[Dataset items]
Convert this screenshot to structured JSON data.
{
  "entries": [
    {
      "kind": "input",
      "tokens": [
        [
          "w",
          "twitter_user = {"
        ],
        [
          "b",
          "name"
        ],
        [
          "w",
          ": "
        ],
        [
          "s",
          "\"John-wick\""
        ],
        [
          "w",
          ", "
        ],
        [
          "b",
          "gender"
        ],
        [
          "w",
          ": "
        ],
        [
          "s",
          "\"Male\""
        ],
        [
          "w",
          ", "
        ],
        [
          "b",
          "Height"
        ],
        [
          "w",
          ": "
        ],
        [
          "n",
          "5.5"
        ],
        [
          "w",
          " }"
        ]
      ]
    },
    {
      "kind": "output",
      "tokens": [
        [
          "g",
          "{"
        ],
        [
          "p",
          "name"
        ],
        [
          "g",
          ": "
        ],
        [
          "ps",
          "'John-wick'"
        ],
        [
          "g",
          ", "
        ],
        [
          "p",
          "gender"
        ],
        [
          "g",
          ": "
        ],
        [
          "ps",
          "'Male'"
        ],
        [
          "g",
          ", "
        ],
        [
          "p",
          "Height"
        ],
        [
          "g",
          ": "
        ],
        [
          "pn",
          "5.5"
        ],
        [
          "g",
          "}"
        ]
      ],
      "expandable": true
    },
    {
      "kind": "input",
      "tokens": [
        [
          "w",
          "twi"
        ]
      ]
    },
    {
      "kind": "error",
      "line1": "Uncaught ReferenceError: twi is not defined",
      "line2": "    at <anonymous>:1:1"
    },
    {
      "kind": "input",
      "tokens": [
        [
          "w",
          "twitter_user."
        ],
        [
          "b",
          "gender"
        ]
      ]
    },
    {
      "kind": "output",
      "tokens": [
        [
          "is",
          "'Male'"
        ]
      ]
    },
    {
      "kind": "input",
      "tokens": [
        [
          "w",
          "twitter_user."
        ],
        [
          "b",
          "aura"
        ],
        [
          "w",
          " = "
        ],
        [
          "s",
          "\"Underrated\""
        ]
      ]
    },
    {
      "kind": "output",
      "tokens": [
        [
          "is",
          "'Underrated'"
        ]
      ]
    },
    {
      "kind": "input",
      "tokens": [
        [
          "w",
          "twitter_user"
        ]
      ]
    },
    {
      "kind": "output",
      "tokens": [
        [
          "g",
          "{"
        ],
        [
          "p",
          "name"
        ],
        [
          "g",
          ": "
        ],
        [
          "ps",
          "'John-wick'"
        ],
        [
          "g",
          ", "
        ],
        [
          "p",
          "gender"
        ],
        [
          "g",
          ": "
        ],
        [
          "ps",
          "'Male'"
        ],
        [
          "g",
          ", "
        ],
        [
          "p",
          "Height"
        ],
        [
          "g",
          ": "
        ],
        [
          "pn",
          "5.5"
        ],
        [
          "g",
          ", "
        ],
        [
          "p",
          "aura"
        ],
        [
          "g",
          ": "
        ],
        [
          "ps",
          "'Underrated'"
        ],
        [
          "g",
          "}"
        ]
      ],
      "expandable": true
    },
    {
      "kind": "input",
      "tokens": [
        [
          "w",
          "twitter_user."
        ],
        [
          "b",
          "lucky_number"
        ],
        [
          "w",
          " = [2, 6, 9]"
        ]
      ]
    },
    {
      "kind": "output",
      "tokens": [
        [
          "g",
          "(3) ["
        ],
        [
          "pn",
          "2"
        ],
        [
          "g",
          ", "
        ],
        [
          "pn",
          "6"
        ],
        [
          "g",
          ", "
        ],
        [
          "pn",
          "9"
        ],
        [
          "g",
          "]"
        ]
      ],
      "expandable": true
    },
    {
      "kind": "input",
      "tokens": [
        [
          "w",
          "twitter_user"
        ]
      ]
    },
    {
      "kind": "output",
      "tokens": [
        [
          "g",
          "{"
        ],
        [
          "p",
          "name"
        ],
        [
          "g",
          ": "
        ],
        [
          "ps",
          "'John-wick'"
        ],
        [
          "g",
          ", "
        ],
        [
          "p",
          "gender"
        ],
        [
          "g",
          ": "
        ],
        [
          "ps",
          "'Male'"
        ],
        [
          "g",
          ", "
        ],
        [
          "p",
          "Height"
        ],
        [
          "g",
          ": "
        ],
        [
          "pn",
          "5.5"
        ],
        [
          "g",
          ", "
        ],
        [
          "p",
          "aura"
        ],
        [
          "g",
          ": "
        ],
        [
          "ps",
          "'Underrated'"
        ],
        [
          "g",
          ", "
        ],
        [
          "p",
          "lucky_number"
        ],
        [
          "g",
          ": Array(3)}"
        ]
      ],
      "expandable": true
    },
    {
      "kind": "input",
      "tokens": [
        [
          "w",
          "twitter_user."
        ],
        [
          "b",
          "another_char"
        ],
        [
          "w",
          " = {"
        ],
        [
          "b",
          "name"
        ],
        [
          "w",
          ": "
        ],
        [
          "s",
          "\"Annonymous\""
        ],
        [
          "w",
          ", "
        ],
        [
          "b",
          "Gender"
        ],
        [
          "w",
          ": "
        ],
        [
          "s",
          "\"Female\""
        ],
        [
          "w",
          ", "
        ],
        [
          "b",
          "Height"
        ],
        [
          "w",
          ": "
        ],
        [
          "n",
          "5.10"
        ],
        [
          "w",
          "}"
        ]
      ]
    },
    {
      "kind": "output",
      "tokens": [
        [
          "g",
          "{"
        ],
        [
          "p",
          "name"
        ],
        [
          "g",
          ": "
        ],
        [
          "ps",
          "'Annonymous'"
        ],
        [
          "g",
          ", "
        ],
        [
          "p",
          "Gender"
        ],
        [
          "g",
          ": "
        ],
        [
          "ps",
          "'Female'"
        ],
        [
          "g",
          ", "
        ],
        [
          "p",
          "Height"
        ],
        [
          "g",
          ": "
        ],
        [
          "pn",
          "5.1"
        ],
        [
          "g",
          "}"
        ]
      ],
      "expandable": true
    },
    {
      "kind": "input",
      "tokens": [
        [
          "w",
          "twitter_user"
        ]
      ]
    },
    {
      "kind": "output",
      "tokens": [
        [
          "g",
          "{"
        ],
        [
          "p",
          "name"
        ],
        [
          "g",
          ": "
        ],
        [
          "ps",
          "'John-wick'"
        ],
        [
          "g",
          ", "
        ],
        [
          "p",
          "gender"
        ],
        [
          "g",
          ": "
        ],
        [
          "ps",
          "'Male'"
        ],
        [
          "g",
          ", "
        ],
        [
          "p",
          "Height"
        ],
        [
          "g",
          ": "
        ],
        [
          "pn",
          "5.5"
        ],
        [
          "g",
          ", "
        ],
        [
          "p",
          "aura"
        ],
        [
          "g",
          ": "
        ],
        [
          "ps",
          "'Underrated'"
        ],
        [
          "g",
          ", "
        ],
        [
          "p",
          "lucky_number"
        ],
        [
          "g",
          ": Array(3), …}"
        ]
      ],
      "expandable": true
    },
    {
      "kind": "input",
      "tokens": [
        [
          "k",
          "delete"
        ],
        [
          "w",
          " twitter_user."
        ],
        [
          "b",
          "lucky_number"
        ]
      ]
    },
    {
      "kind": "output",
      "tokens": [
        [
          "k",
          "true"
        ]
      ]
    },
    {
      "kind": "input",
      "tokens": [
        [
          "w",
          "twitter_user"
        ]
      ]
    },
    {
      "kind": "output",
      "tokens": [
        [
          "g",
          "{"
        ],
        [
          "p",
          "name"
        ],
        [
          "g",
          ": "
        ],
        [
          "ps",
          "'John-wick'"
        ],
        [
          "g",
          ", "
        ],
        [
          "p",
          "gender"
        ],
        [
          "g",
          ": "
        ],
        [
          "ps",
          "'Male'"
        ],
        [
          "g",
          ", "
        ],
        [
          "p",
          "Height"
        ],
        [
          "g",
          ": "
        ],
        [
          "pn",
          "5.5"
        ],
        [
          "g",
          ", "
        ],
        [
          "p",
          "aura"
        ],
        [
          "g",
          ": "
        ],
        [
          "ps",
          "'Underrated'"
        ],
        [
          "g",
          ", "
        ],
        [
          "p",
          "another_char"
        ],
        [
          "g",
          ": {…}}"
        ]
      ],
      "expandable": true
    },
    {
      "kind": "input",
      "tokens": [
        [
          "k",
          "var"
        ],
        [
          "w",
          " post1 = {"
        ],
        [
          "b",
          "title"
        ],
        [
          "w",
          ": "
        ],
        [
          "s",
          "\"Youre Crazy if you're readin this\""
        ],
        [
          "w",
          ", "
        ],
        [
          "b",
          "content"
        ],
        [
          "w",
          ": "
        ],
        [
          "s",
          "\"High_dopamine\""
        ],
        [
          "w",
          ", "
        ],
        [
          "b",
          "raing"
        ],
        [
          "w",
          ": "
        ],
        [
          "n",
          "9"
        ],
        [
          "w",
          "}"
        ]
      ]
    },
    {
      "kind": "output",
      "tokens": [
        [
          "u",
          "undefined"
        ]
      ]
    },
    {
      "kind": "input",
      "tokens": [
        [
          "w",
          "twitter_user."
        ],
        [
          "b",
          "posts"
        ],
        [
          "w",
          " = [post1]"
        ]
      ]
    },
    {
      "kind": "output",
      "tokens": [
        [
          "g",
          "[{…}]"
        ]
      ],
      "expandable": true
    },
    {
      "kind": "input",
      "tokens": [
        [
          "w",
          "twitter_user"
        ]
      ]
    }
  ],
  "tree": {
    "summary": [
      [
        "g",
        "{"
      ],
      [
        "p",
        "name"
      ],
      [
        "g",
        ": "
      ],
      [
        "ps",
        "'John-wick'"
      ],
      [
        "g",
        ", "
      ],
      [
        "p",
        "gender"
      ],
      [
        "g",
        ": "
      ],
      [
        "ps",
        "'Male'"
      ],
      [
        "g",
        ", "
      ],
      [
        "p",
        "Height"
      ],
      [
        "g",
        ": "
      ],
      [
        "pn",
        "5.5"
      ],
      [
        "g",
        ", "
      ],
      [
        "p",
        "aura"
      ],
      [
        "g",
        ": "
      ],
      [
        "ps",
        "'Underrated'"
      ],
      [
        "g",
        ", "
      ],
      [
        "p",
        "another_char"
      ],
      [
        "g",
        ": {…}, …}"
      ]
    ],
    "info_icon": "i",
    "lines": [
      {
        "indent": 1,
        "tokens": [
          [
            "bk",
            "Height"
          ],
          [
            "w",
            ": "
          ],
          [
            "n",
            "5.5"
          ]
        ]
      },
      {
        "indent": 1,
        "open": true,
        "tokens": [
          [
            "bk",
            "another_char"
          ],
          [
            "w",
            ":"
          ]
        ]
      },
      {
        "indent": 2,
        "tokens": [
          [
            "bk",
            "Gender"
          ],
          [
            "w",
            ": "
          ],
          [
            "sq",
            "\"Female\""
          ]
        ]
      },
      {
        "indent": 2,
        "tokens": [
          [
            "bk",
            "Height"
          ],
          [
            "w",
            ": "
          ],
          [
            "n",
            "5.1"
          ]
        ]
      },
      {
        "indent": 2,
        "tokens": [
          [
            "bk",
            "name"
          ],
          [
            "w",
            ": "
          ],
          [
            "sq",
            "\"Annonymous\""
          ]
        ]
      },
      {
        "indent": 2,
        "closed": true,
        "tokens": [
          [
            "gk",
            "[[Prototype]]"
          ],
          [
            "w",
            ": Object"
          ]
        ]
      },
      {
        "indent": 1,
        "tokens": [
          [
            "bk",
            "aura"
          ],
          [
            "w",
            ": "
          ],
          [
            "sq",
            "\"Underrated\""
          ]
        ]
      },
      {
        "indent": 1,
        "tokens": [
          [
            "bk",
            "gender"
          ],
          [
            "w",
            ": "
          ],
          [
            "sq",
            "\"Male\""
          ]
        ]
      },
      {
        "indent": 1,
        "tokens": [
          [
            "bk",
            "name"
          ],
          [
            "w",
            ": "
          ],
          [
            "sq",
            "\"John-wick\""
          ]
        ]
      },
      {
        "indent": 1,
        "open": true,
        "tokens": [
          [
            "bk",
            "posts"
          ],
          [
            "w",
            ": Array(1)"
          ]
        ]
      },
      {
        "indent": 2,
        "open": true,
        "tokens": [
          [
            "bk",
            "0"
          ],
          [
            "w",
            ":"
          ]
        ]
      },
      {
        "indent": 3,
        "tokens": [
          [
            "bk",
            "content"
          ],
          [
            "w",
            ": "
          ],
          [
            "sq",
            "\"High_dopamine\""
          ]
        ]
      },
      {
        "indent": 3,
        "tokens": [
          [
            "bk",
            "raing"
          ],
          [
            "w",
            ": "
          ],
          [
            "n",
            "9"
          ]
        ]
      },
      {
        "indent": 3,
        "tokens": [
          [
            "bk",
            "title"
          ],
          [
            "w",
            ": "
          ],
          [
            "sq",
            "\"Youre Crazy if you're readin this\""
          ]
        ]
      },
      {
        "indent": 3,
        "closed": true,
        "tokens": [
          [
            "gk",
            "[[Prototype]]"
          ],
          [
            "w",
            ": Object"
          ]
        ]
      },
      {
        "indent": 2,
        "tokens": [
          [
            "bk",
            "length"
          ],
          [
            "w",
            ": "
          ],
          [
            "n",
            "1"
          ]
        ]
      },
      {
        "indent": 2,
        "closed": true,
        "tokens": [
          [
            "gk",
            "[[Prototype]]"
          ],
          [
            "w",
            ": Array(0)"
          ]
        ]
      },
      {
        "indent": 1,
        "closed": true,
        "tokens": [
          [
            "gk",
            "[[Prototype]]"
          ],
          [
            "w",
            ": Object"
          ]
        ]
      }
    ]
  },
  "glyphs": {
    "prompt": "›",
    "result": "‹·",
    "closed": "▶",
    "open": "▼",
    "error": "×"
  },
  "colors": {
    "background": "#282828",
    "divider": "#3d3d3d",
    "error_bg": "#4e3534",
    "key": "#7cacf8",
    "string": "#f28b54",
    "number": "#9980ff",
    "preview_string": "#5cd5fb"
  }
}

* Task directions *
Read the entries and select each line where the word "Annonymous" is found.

* Finished exercise *
          "\"Annonymous\""
          "'Annonymous'"
            "\"Annonymous\""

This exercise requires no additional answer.